Recently, Scott Sumner wrote a blog post with this chart in it:

I thought it would be interesting to see how well this relationship held over the period that Sumner didn't include in his chart. Here it is:

It's interesting to note that the relationship doesn't look so good when you look at the entire sample in which all of the data is available. This is aside from that fact that the idea that the NGDP/Wage ratio would track unemployment is part of basic neoclassical theory and has nothing to do with wage stickiness.

Start with a simple Cobb-Douglas production function with employment and capital:

$$(1)\: Y_t = F(K_{t-1},L_t) = K_{t-1}^\alpha L_t^{1-\alpha} $$

Assume that the firm maximizes profits, $Y_t - w_t L_t - r_{t-1} K_{t-1}$ and you get the following first order condition for labor:

$$(2)\: w_t = (1-\alpha)\left(\frac{Y_t}{L_t}\right) $$

Dividing by $Y_t$ will give the nominal wage to NGDP ratio (since the nominal wage to NGDP ratio is the same as the real wage to RGDP ratio), which is

$$(3)\: \frac{w_t}{Y_t} = \frac{1-\alpha}{L_t} $$

It's clear from this that, in a simple neoclassical model, the nominal wage to NGDP ratio is expected to be negatively correlated with employment and, therefore, positively correlated with unemployment -- which is coincidentally the exact thing that Scott's chart shows. Variations in the nominal wage to NGDP ratio are not, in fact, vindications of the musical chairs model.

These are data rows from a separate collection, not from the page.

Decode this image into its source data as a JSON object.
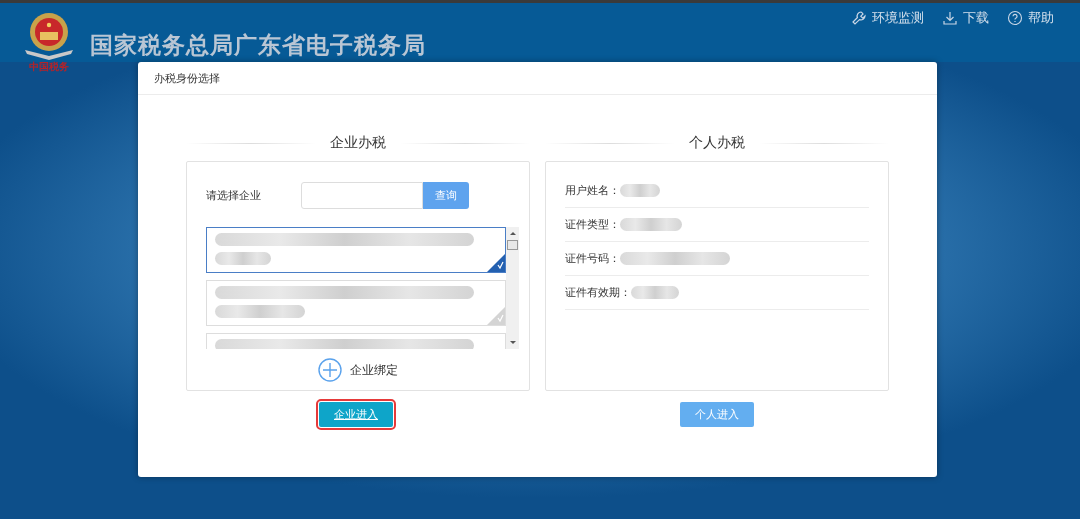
{
  "header": {
    "logo_caption": "中国税务",
    "site_title": "国家税务总局广东省电子税务局",
    "nav": [
      {
        "kind": "wrench",
        "label": "环境监测"
      },
      {
        "kind": "download",
        "label": "下载"
      },
      {
        "kind": "help",
        "label": "帮助"
      }
    ]
  },
  "dialog": {
    "title": "办税身份选择",
    "enterprise": {
      "heading": "企业办税",
      "search_label": "请选择企业",
      "search_button": "查询",
      "companies": [
        {
          "selected": true
        },
        {
          "selected": false
        },
        {
          "selected": false
        }
      ],
      "bind_label": "企业绑定",
      "enter_button": {
        "label": "企业进入",
        "highlighted": true
      }
    },
    "personal": {
      "heading": "个人办税",
      "fields": [
        {
          "label": "用户姓名："
        },
        {
          "label": "证件类型："
        },
        {
          "label": "证件号码："
        },
        {
          "label": "证件有效期："
        }
      ],
      "enter_button": {
        "label": "个人进入",
        "highlighted": false
      }
    }
  }
}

I thought it would be interesting to see how well this relationship held over the period that Sumner didn't include in his chart. Here it is:

It's interesting to note that the relationship doesn't look so good when you look at the entire sample in which all of the data is available. This is aside from that fact that the idea that the NGDP/Wage ratio would track unemployment is part of basic neoclassical theory and has nothing to do with wage stickiness.

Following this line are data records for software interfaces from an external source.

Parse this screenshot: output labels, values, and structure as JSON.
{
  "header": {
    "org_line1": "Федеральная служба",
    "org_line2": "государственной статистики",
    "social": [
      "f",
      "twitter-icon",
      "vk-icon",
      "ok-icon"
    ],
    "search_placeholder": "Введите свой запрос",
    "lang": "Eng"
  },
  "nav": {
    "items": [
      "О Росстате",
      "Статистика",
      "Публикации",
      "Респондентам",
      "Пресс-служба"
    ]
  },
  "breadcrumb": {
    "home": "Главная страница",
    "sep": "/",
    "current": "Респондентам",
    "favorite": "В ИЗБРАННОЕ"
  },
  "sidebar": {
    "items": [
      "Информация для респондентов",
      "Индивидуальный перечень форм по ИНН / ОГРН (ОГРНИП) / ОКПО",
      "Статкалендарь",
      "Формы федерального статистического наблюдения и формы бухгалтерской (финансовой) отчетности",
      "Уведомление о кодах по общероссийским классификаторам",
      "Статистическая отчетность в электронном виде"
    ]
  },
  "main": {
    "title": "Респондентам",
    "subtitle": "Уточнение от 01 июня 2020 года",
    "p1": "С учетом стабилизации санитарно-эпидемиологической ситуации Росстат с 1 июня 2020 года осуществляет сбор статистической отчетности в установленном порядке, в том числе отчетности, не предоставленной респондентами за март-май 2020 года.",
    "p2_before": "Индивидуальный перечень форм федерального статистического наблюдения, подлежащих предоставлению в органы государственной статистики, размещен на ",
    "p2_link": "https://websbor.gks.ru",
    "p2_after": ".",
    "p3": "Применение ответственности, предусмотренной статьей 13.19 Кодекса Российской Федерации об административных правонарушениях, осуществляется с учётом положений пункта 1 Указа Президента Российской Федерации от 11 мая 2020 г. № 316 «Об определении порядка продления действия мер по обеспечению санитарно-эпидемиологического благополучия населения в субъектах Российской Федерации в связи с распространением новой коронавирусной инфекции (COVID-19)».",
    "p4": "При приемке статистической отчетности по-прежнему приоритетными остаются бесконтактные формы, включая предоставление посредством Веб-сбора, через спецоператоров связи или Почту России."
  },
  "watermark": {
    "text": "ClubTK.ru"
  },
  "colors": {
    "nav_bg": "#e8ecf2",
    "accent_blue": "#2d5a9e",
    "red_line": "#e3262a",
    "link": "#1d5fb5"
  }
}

Start with a simple Cobb-Douglas production function with employment and capital:

$$(1)\: Y_t = F(K_{t-1},L_t) = K_{t-1}^\alpha L_t^{1-\alpha} $$

Assume that the firm maximizes profits, $Y_t - w_t L_t - r_{t-1} K_{t-1}$ and you get the following first order condition for labor:

$$(2)\: w_t = (1-\alpha)\left(\frac{Y_t}{L_t}\right) $$

Dividing by $Y_t$ will give the nominal wage to NGDP ratio (since the nominal wage to NGDP ratio is the same as the real wage to RGDP ratio), which is

$$(3)\: \frac{w_t}{Y_t} = \frac{1-\alpha}{L_t} $$

It's clear from this that, in a simple neoclassical model, the nominal wage to NGDP ratio is expected to be negatively correlated with employment and, therefore, positively correlated with unemployment -- which is coincidentally the exact thing that Scott's chart shows. Variations in the nominal wage to NGDP ratio are not, in fact, vindications of the musical chairs model.

Nice catch. Simply posting the rest of the available data in response to Sumner's graphs could be a cottage industry ...

ReplyDeleteJohn, I followed you here to some extent (the math, but not all the background info), but it seems like your back and forth with Sumner never had a satisfying resolution, specifically the one located here:

ReplyDeletehttp://www.themoneyillusion.com/?p=31383

(that had the original plot you reproduce above).

He left off suggesting you read his post on the topic of what an RBC criticism of musical chairs would be.

At the point I wrote this, I had so many running arguments with Sumner on his blog that I lost track and abandoned them all. I'll probably jump back to commenting on his blog next times he writes something I find particularly vexing. Since I started commenting on his blog, about 3 months ago, our arguments have rarely come to anything that could be considered closure. He's prety set in his ways when it comes to not believing in liquidity traps, suggesting that the Federal Reserve is at least partially, if not mostly or wholly, complicit in the Great Recession, etc. I challenge him in the hope that he'd at least acknowledge that liquidity traps are theoretically valid, but that seems to be a bit of a pipe dream.

DeleteWhat seems "vexing" to you often seems like a Zen koan to me. When I see you two interact, I get my popcorn and enjoy the show.

DeleteSpeaking of which, are you moving to Japan as a foreign exchange student?

No, not an exchange program.

Delete